> [WORK TASK] Only a number is expected: how many lines in the data below contain the word "Enter".

[MATERIAL PROVIDED — start]

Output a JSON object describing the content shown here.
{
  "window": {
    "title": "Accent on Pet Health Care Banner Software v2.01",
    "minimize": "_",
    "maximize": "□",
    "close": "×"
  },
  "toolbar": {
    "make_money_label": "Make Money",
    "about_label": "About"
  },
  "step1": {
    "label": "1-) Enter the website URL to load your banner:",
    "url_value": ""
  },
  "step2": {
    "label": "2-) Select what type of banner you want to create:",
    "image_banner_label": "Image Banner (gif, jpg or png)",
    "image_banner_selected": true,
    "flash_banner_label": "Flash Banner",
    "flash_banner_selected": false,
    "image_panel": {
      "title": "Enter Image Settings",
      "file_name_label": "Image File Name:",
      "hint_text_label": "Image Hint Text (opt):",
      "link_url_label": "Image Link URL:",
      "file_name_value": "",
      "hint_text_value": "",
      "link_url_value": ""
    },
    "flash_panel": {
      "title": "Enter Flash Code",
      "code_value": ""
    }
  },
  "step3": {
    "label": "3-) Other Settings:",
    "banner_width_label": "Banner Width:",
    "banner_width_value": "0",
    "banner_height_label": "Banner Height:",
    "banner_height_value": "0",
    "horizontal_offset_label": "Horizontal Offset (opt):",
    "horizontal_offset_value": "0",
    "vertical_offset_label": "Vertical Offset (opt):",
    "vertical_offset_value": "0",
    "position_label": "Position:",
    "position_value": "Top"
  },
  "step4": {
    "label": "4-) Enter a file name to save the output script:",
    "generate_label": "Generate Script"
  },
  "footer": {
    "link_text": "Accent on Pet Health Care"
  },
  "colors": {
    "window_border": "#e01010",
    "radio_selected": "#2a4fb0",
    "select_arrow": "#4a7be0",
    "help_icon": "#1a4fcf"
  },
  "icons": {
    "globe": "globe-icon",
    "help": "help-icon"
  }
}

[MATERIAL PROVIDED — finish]

> [RESULT FOR THIS EXERCISE] 4